Medical Officer of Health Dr William Rainger says people who may have been in contact with that person should be vigilant for symptoms of the highly infectious disease.
"It can take 7-14 days to start experiencing symptoms and you are most at risk if you’re not immune to measles, either because you haven’t been vaccinated or you haven’t had the disease previously," Dr Rainger says.
Measles is an airborne disease that spreads easily through the air via coughing and sneezing.
-The person departed Auckland for Sydney on Air New Zealand Flight NZ711 just before 8pm on Friday 23 August.
-The person returned to Auckland from Australia on Flight NZ108, which departed Sydney at around 7.50pm on Sunday 25 August and landed in New Zealand at 12.15am on Monday 26 August.
Anyone who was on the same flights, or in the airport departure or arrival areas around the same time as the case, should watch out for signs of measles.
Dr Rainger says those symptoms include a high fever, runny nose, cough and sore red eyes.
"A few days later a rash starts on the face and neck, then spreads to the rest of the body," he says.

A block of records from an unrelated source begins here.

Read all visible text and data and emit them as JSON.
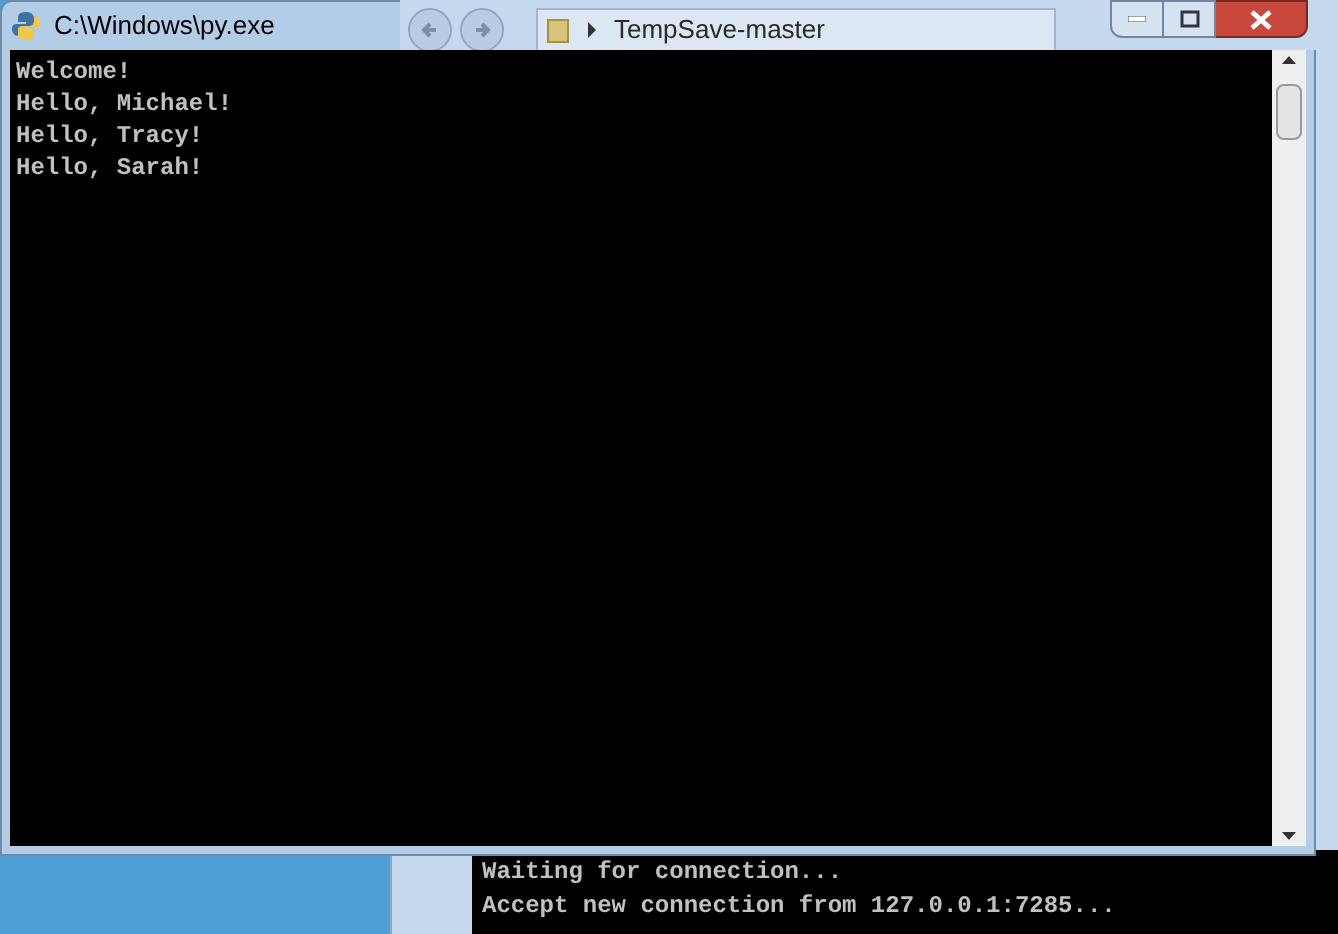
{
  "back_window": {
    "breadcrumb": "TempSave-master",
    "console_lines": [
      "Waiting for connection...",
      "Accept new connection from 127.0.0.1:7285..."
    ]
  },
  "window": {
    "title": "C:\\Windows\\py.exe",
    "console_lines": [
      "Welcome!",
      "Hello, Michael!",
      "Hello, Tracy!",
      "Hello, Sarah!"
    ]
  }
}
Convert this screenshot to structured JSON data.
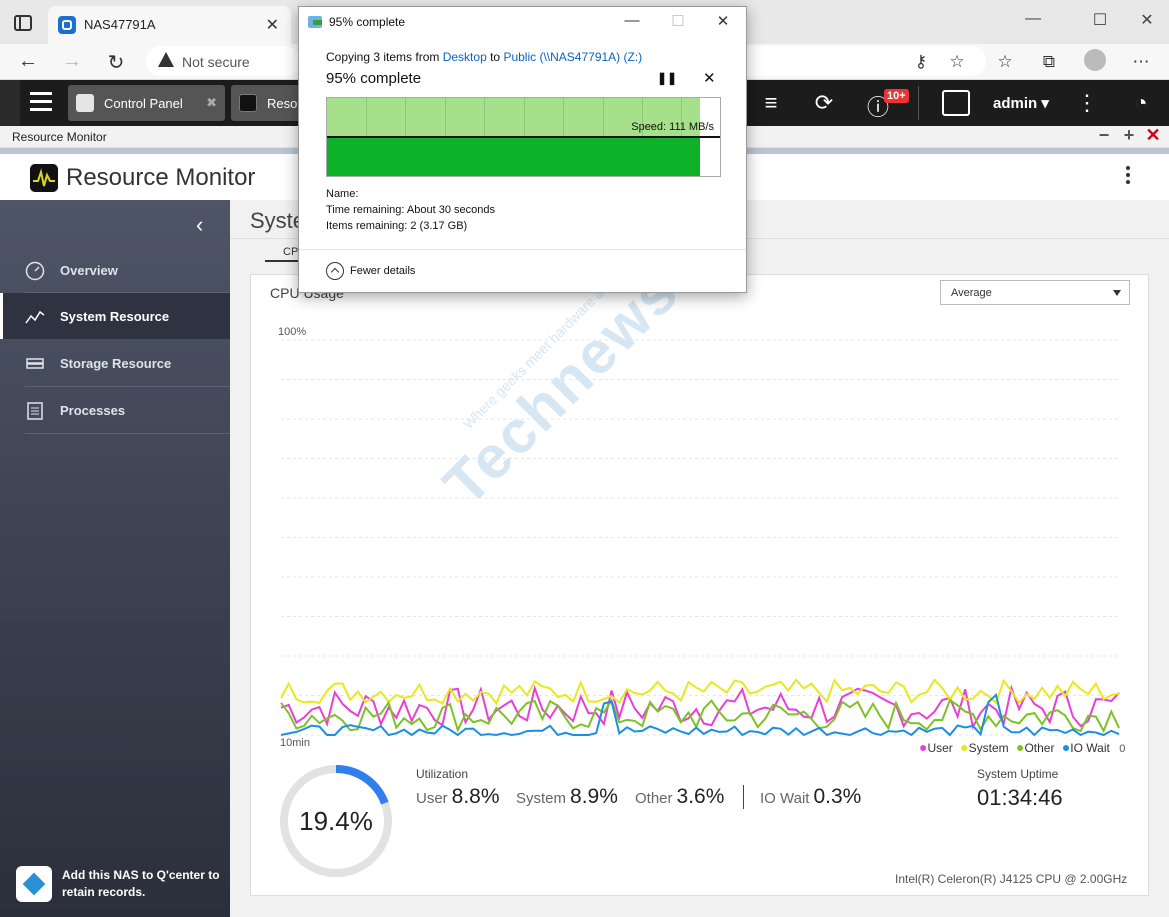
{
  "browser": {
    "tab_title": "NAS47791A",
    "security_label": "Not secure"
  },
  "qts": {
    "tabs": [
      {
        "label": "Control Panel"
      },
      {
        "label": "Resou"
      }
    ],
    "notification_badge": "10+",
    "username": "admin"
  },
  "app": {
    "window_title": "Resource Monitor",
    "name": "Resource Monitor"
  },
  "sidebar": {
    "items": [
      {
        "label": "Overview"
      },
      {
        "label": "System Resource"
      },
      {
        "label": "Storage Resource"
      },
      {
        "label": "Processes"
      }
    ],
    "qcenter_text": "Add this NAS to Q'center to retain records."
  },
  "main": {
    "page_title": "Syste",
    "subtab": "CPU",
    "card_title": "CPU Usage",
    "dropdown_value": "Average"
  },
  "chart_data": {
    "type": "line",
    "ylim": [
      0,
      100
    ],
    "y_top_label": "100%",
    "x_left_label": "10min",
    "x_right_label": "0",
    "series": [
      {
        "name": "User",
        "color": "#e83fd6"
      },
      {
        "name": "System",
        "color": "#e8e81a"
      },
      {
        "name": "Other",
        "color": "#7dc225"
      },
      {
        "name": "IO Wait",
        "color": "#1a8fe3"
      }
    ]
  },
  "stats": {
    "gauge_value": "19.4%",
    "gauge_fraction": 0.194,
    "utilization_title": "Utilization",
    "user_label": "User",
    "user_value": "8.8%",
    "system_label": "System",
    "system_value": "8.9%",
    "other_label": "Other",
    "other_value": "3.6%",
    "iowait_label": "IO Wait",
    "iowait_value": "0.3%",
    "uptime_title": "System Uptime",
    "uptime_value": "01:34:46",
    "cpu_model": "Intel(R) Celeron(R) J4125 CPU @ 2.00GHz"
  },
  "watermark": {
    "main": "Technews.lt",
    "tagline": "Where geeks meet hardware and software"
  },
  "dialog": {
    "title": "95% complete",
    "copying_prefix": "Copying 3 items from ",
    "source": "Desktop",
    "to_word": " to ",
    "destination": "Public (\\\\NAS47791A) (Z:)",
    "heading": "95% complete",
    "progress_fraction": 0.95,
    "speed": "Speed: 111 MB/s",
    "name_label": "Name:",
    "time_remaining": "Time remaining:  About 30 seconds",
    "items_remaining": "Items remaining:  2 (3.17 GB)",
    "fewer_details": "Fewer details"
  }
}
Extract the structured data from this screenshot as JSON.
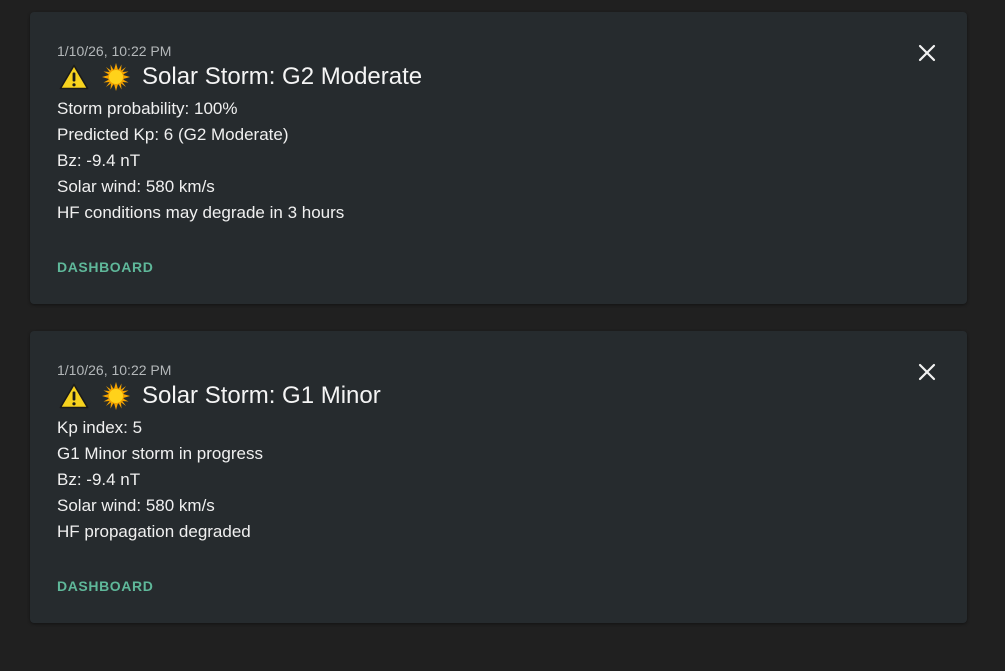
{
  "notifications": [
    {
      "timestamp": "1/10/26, 10:22 PM",
      "title": "Solar Storm: G2 Moderate",
      "lines": [
        "Storm probability: 100%",
        "Predicted Kp: 6 (G2 Moderate)",
        "Bz: -9.4 nT",
        "Solar wind: 580 km/s",
        "HF conditions may degrade in 3 hours"
      ],
      "action_label": "DASHBOARD",
      "icons": [
        "warning-icon",
        "sun-icon",
        "close-icon"
      ]
    },
    {
      "timestamp": "1/10/26, 10:22 PM",
      "title": "Solar Storm: G1 Minor",
      "lines": [
        "Kp index: 5",
        "G1 Minor storm in progress",
        "Bz: -9.4 nT",
        "Solar wind: 580 km/s",
        "HF propagation degraded"
      ],
      "action_label": "DASHBOARD",
      "icons": [
        "warning-icon",
        "sun-icon",
        "close-icon"
      ]
    }
  ],
  "colors": {
    "background": "#202020",
    "card": "#262b2e",
    "action": "#5fb89a",
    "warning": "#f7d21e",
    "sun": "#f5c211"
  }
}
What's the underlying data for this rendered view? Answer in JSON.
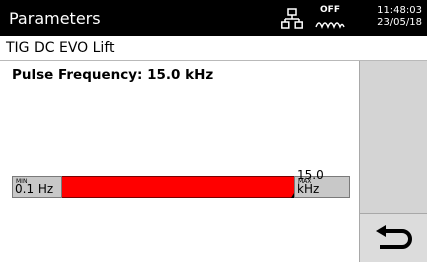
{
  "header": {
    "title": "Parameters",
    "network_icon": "network-icon",
    "status_icon": "wave-off-icon",
    "status_label": "OFF",
    "time": "11:48:03",
    "date": "23/05/18"
  },
  "process": {
    "label": "TIG  DC  EVO Lift"
  },
  "parameter": {
    "title": "Pulse Frequency: 15.0 kHz",
    "current_value": 15.0,
    "unit": "kHz",
    "min_tag": "MIN",
    "min_value": "0.1 Hz",
    "max_tag": "MAX",
    "max_value": "15.0 kHz",
    "fill_fraction": 1.0,
    "fill_color": "#ff0000"
  },
  "side_panel": {
    "back_icon": "return-arrow-icon"
  }
}
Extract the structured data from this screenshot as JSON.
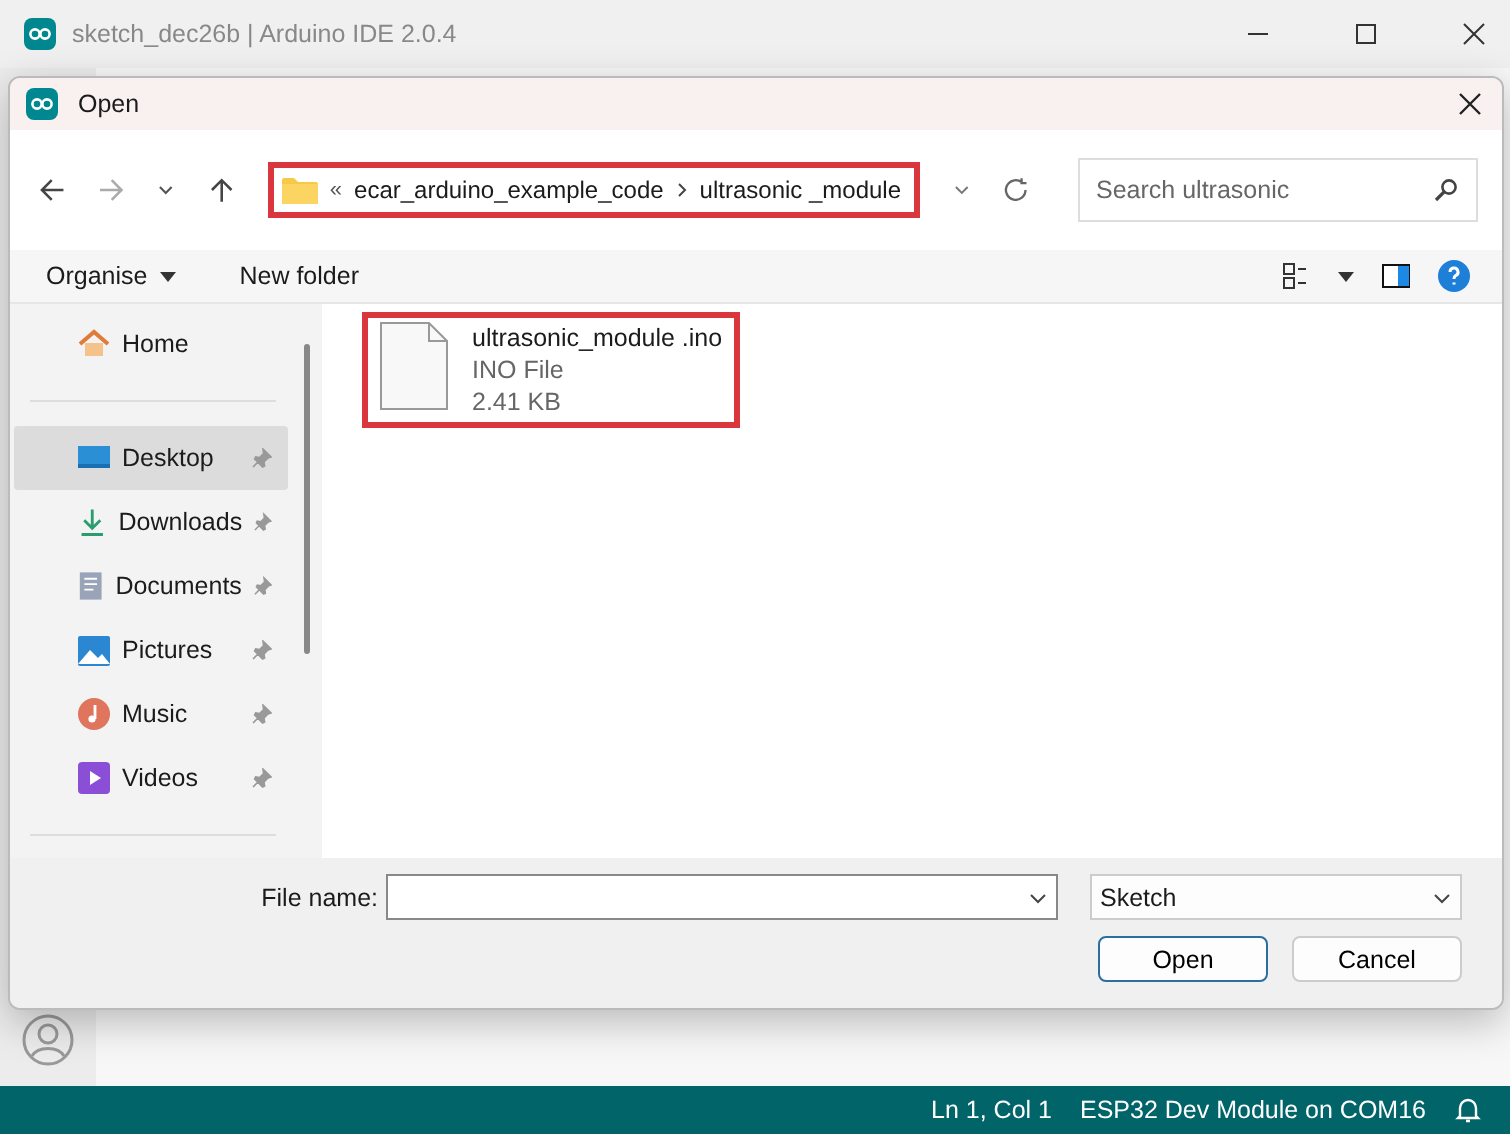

If you were on either flight and are unsure whether you’re immune to measles, talk to your doctor or call Healthline on 0800 611 116 for advice.
If you do start to develop symptoms that could be measles, also contact your doctor. Be sure to call ahead to prevent potentially infecting others in the waiting room.
Vaccination with the Measles, Mumps, Rubella vaccine (MMR) offers the best protection against measles. One dose will prevent measles in 95 per cent of people, while having two doses will protect 99 per cent of people who have the vaccine.
For more information or advice on measles, please call Healthline on 0800 611 116, or see the Auckland Regional Public Health Service or Ministry of Health websites.